Thanks. But question @ bold. Even if it's during the holidays, and there are 3 must-have games like Mario 3DL, MK7 and MH out all nearly at the same time? Does it really take that dedicated a gamer to bite? Why can home consoles sell at 250$ but not portables? Aren't these systems bought for their games? I don't see at this point in the history of gaming why a home console can offer a more compelling experience than a portable, at the level we are in portable processing and graphics power. This is an honest question (not rhetorical).

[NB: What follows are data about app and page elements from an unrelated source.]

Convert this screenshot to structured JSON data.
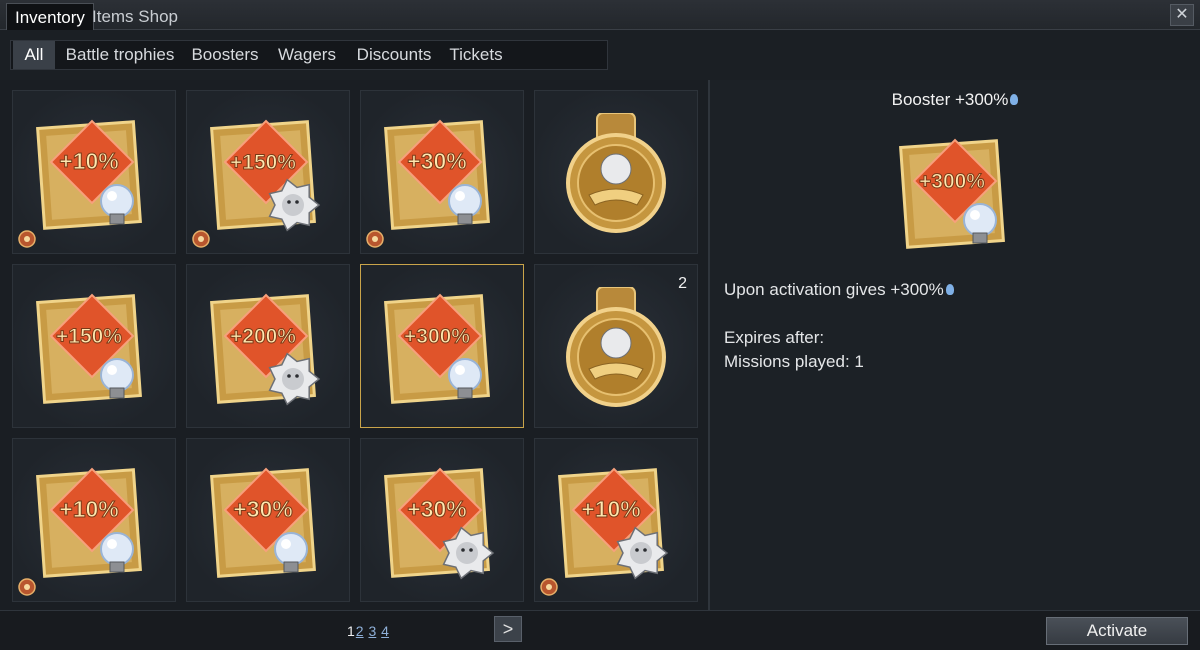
{
  "window": {
    "tabs": [
      {
        "label": "Inventory",
        "active": true
      },
      {
        "label": "Items Shop",
        "active": false
      }
    ],
    "close_label": "✕"
  },
  "filters": [
    {
      "label": "All",
      "active": true
    },
    {
      "label": "Battle trophies"
    },
    {
      "label": "Boosters"
    },
    {
      "label": "Wagers"
    },
    {
      "label": "Discounts"
    },
    {
      "label": "Tickets"
    }
  ],
  "grid": [
    {
      "kind": "booster",
      "value": "+10%",
      "emblem": "bulb-icon",
      "badge": "star-badge-icon"
    },
    {
      "kind": "booster",
      "value": "+150%",
      "emblem": "lion-icon",
      "badge": "star-badge-icon"
    },
    {
      "kind": "booster",
      "value": "+30%",
      "emblem": "bulb-icon",
      "badge": "star-badge-icon"
    },
    {
      "kind": "medal",
      "emblem": "handshake-lion-medal-icon"
    },
    {
      "kind": "booster",
      "value": "+150%",
      "emblem": "bulb-icon"
    },
    {
      "kind": "booster",
      "value": "+200%",
      "emblem": "lion-icon"
    },
    {
      "kind": "booster",
      "value": "+300%",
      "emblem": "bulb-icon",
      "selected": true
    },
    {
      "kind": "medal",
      "emblem": "handshake-lion-medal-icon",
      "count": "2"
    },
    {
      "kind": "booster",
      "value": "+10%",
      "emblem": "bulb-icon",
      "badge": "diamond-badge-icon"
    },
    {
      "kind": "booster",
      "value": "+30%",
      "emblem": "bulb-icon"
    },
    {
      "kind": "booster",
      "value": "+30%",
      "emblem": "lion-icon"
    },
    {
      "kind": "booster",
      "value": "+10%",
      "emblem": "lion-icon",
      "badge": "diamond-badge-icon"
    }
  ],
  "details": {
    "title": "Booster +300%",
    "item_value": "+300%",
    "description": "Upon activation gives +300%",
    "expires_label": "Expires after:",
    "missions_label": "Missions played: 1"
  },
  "footer": {
    "pages": [
      "1",
      "2",
      "3",
      "4"
    ],
    "current_page": "1",
    "next_label": ">",
    "activate_label": "Activate"
  },
  "colors": {
    "card_orange": "#e0542a",
    "frame_gold": "#c9a44a",
    "selection_border": "#c9a44a",
    "bulb_blue": "#7fb0e6"
  }
}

In your answer, forget the whole TV versus portable experience argument if you can, since some people like the comfort of taking their gaming anywhere over playing on a big screen. But you can touch on it if you'll argue demographics (which demographics prefers playing tv screens, and in which country).



happydolphin said:
archbrix said:

at $250, only the most dedicated gamers will bring in the sales of dedicated gaming handhelds, even if the game library is alluring.

Thanks. But question @ bold. Even if it's during the holidays, and there are 3 must-have games like Mario 3DL, MK7 and MH out all nearly at the same time? Does it really take that dedicated a gamer to bite? Why can home consoles sell at 250$ but not portables? Aren't these systems bought for their games? I don't see at this point in the history of gaming why a home console can offer a more compelling experience than a portable, at the level we are in portable processing and graphics power. This is an honest question (not rhetorical).

In your answer, forget the whole TV versus portable experience argument if you can, since some people like the comfort of taking their gaming anywhere over playing on a big screen. But you can touch on it if you'll argue demographics (which demographics prefers playing tv screens, and in which country).

With those games, during the holidays many people would bite, but pre and post holiday season the sales would stagnate.

The console price vs handheld price (I believe) is due to many factors.  For one, as beautiful as PSV graphics are, they're still not 360 or PS3 and they're not made for glorious HD on a 50+ inch TV with surround sound for (most importantly) many to enjoy.  Many people can participate with a single game console (plus controllers), whereas a single handheld is for a single individual.  Adding another handheld into the mix for multiplayer obviously costs a lot more.

Bringing in demographics as an example though is quite interesting.  In Japan, handhelds trump consoles (possibly even when gaming at home), in the west it is the opposite.  We tend to like our console type games on our TVs and our simpler affairs on our handhelds.  Of course, handhelds have their advantage of portablility, and many (like me) enjoy console type games as well as simpler games on the go, but when the price is too expensive for the masses to invest, many are content with their tablets/smartphones.  This is why I do believe that an accessible price (less than $200) for a handheld is very important.